Return all lines from the listing below in which the string "this" occurs.

◆ **Information given**
↓↓↓
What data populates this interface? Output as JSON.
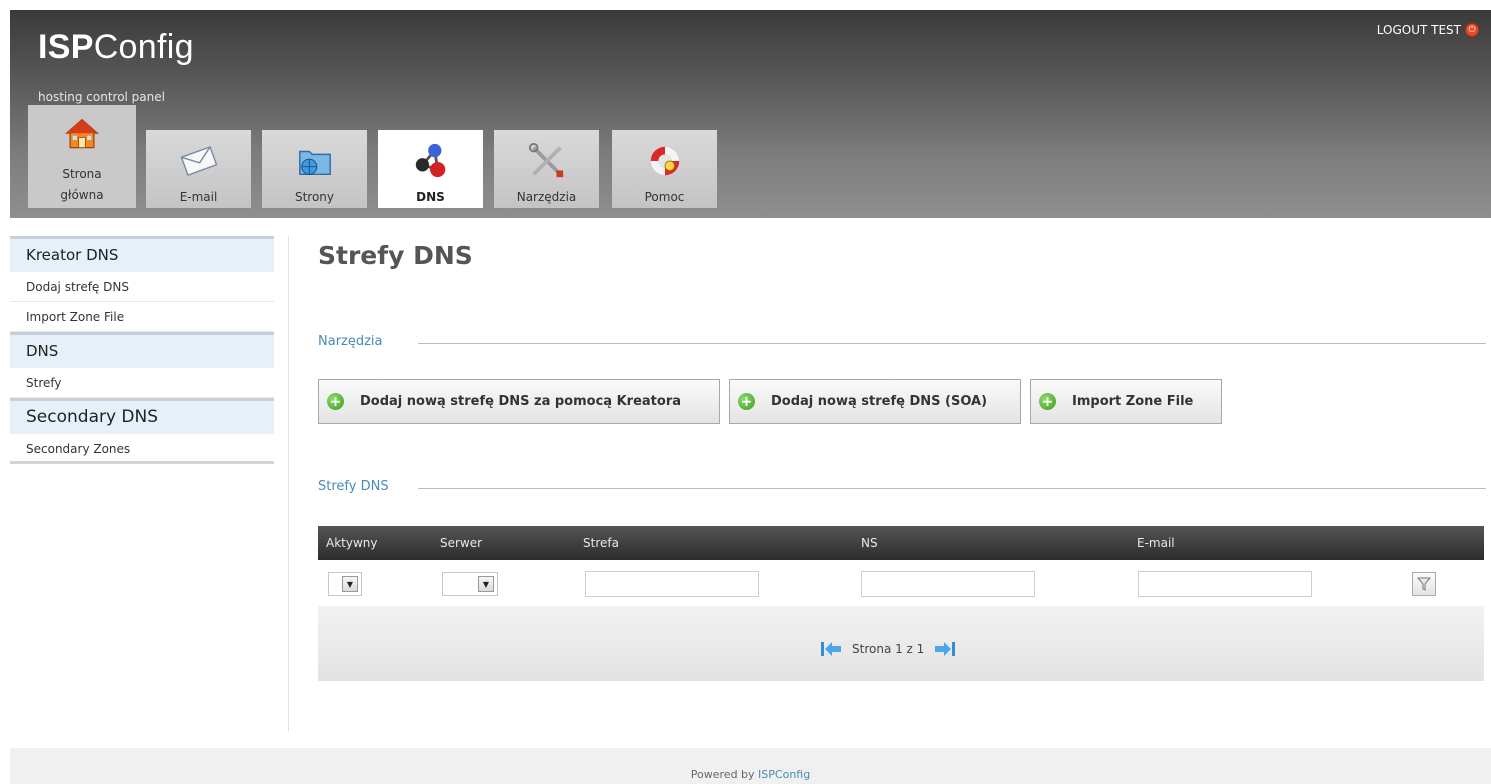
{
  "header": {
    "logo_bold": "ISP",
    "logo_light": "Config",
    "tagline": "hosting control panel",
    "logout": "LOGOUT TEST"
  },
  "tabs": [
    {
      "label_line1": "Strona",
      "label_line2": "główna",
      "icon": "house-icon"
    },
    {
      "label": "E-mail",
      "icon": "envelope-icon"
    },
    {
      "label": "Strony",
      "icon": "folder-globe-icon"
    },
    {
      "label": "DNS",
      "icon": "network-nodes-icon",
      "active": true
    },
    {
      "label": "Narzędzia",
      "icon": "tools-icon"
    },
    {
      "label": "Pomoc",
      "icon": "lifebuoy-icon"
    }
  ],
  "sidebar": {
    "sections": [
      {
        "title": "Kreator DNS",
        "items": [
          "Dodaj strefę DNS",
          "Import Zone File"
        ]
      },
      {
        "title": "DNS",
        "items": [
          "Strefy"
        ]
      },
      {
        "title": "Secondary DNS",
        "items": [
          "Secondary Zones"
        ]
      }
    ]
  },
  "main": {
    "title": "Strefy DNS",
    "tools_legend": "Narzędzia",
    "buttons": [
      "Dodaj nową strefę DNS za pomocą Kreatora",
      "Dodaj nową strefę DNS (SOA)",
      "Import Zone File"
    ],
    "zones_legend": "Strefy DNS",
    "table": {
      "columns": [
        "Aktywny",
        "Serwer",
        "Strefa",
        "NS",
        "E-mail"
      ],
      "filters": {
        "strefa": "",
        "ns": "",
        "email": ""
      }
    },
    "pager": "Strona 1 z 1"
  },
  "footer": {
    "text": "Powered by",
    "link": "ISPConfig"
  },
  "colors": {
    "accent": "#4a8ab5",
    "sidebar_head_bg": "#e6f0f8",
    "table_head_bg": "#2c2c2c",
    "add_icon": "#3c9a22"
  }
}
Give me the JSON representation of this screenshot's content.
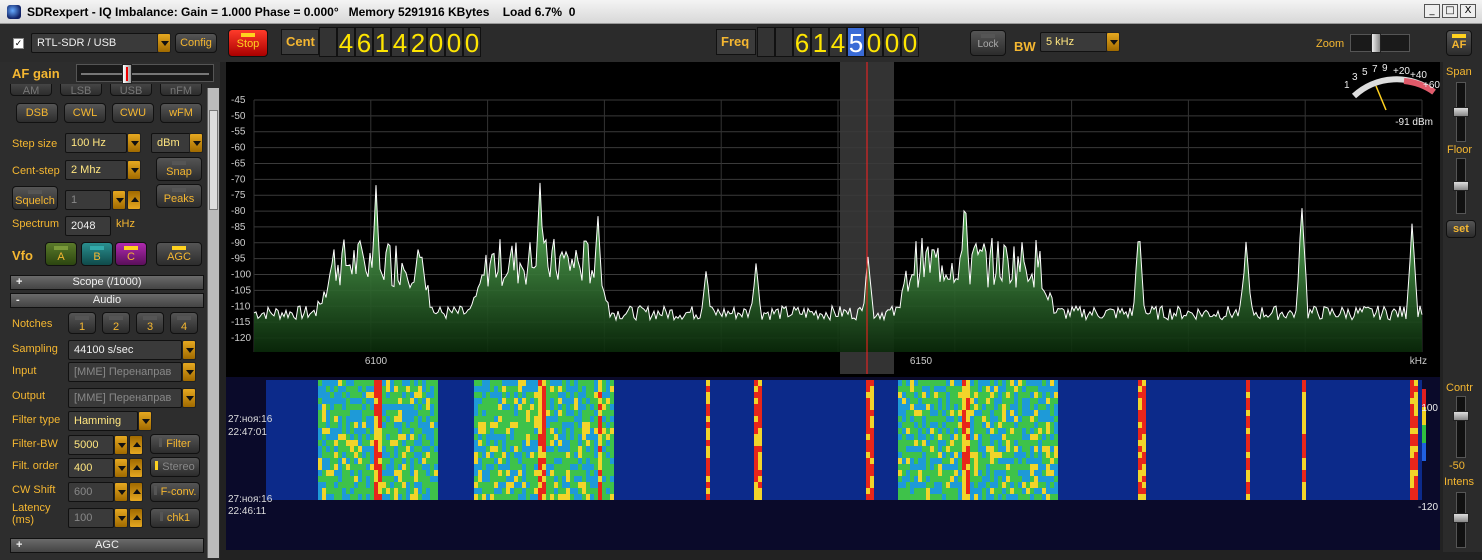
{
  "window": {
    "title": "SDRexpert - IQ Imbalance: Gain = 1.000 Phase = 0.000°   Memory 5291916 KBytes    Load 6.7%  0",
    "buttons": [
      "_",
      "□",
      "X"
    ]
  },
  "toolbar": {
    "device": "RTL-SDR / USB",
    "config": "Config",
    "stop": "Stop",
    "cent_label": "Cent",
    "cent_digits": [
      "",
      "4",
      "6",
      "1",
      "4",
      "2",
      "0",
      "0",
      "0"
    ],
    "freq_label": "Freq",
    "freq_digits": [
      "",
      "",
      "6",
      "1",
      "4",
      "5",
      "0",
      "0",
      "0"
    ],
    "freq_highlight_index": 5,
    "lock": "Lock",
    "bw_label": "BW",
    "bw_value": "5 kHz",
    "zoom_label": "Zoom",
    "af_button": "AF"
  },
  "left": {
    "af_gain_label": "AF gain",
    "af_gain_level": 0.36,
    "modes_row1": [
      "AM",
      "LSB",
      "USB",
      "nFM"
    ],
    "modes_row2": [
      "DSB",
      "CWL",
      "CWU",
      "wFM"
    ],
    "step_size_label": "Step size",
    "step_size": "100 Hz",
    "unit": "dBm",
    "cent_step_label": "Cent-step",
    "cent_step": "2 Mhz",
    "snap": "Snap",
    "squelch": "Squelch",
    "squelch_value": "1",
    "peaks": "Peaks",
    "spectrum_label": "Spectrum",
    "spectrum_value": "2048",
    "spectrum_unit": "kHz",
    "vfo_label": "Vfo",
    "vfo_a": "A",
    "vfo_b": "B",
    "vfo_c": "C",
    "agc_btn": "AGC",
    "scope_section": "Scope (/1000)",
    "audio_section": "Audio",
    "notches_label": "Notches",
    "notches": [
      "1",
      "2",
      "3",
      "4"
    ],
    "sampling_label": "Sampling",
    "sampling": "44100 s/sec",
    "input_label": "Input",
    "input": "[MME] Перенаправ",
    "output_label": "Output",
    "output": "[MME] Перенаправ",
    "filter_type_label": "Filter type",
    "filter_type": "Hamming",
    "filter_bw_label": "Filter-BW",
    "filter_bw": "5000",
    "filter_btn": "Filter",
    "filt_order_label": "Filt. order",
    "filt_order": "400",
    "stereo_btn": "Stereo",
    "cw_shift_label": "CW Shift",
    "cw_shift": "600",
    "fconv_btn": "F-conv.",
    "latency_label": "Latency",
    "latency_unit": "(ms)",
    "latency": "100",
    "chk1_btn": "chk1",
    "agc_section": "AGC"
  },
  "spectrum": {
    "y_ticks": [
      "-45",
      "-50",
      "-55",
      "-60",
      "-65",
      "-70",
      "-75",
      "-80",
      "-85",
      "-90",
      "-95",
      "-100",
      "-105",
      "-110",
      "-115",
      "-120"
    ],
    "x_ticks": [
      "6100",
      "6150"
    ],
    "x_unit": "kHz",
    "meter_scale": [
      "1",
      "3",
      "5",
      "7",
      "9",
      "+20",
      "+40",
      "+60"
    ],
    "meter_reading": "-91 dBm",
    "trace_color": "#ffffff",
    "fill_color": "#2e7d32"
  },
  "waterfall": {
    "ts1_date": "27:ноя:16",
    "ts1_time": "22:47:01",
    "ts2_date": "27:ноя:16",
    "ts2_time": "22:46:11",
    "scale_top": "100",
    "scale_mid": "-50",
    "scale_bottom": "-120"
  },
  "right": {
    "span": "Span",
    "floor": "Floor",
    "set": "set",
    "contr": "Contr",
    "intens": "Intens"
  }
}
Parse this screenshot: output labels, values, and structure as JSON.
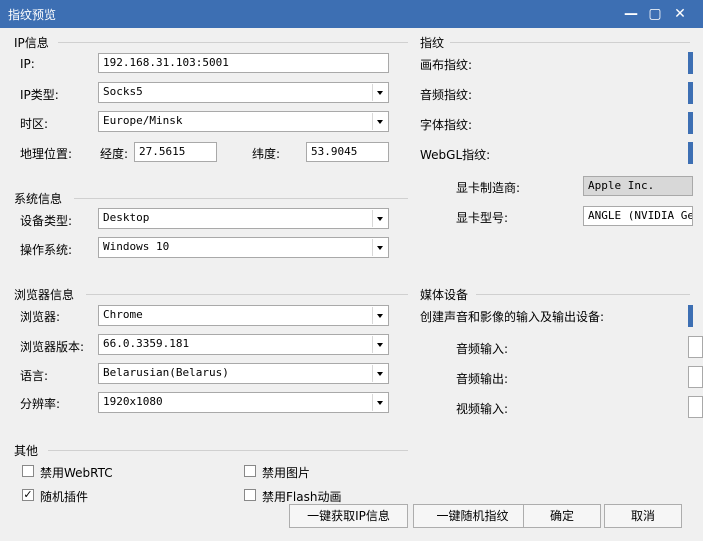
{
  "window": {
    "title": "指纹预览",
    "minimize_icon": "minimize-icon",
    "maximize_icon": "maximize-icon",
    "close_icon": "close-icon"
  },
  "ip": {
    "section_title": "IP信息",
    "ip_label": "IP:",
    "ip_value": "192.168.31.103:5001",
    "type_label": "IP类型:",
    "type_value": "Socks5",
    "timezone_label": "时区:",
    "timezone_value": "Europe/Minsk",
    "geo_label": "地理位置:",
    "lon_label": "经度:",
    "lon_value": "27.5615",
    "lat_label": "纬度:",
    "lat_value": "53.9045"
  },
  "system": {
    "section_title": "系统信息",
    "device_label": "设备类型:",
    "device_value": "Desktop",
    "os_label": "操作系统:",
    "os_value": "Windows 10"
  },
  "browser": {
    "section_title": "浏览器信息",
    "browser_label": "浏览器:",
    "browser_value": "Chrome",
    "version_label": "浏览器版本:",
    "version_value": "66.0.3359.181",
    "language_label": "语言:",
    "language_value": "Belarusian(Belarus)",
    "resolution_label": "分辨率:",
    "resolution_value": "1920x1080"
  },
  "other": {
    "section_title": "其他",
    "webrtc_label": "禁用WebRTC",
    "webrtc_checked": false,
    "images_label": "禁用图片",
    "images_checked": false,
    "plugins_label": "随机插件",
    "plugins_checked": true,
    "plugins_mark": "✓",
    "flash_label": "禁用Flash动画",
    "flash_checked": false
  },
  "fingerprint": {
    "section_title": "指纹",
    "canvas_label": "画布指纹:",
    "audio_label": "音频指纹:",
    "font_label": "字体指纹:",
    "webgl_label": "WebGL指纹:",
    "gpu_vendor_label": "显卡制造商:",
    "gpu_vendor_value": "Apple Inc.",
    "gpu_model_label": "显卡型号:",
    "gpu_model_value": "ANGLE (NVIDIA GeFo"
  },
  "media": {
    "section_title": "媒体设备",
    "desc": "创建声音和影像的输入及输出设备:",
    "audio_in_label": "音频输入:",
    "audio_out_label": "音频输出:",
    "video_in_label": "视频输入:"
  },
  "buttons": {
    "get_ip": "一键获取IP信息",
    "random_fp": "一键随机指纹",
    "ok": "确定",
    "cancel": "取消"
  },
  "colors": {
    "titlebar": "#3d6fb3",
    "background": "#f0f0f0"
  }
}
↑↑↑
◆ **Answer area**
What data populates this interface? Output as JSON.
Give me the JSON representation of this screenshot's content.
Parse this screenshot: output labels, values, and structure as JSON.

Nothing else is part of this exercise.